------ RECORDED INFORMATION
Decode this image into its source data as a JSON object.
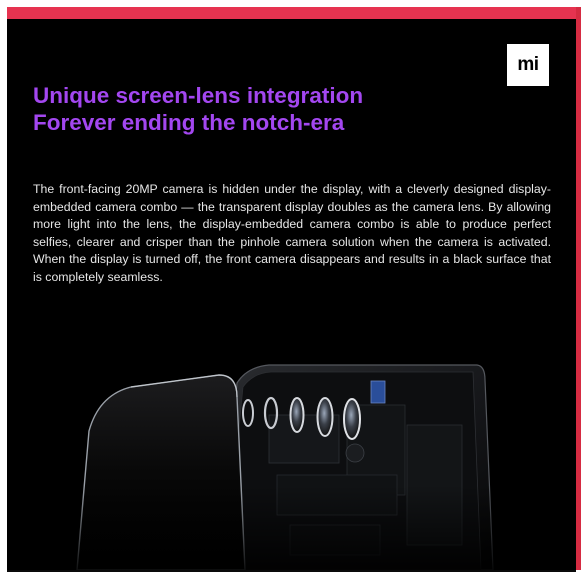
{
  "brand": {
    "logo_text": "mi",
    "accent": "#e63350",
    "headline_color": "#a347f0"
  },
  "headline": {
    "line1": "Unique screen-lens integration",
    "line2": "Forever ending the notch-era"
  },
  "body_text": "The front-facing 20MP camera is hidden under the display, with a cleverly designed display-embedded camera combo — the transparent display doubles as the camera lens. By allowing more light into the lens, the display-embedded camera combo is able to produce perfect selfies, clearer and crisper than the pinhole camera solution when the camera is activated. When the display is turned off, the front camera disappears and results in a black surface that is completely seamless.",
  "illustration": {
    "icon": "exploded-phone-camera-layers"
  }
}
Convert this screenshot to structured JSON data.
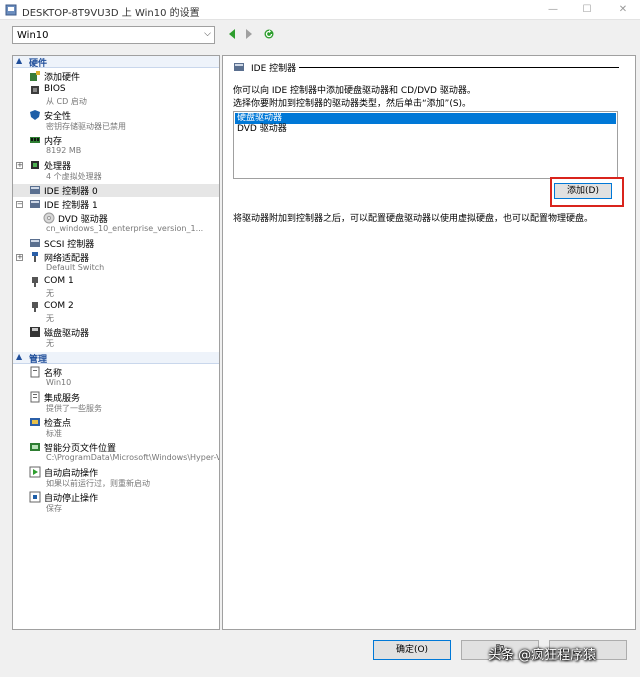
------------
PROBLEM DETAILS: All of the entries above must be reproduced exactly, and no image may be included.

OUTPUT OF THE EXERCISE:
Decode this image into its source data as a JSON object.
{
  "brand": {
    "logo_text": "mi",
    "accent": "#e63350",
    "headline_color": "#a347f0"
  },
  "headline": {
    "line1": "Unique screen-lens integration",
    "line2": "Forever ending the notch-era"
  },
  "body_text": "The front-facing 20MP camera is hidden under the display, with a cleverly designed display-embedded camera combo — the transparent display doubles as the camera lens. By allowing more light into the lens, the display-embedded camera combo is able to produce perfect selfies, clearer and crisper than the pinhole camera solution when the camera is activated. When the display is turned off, the front camera disappears and results in a black surface that is completely seamless.",
  "illustration": {
    "icon": "exploded-phone-camera-layers"
  }
}
Convert this screenshot to structured JSON data.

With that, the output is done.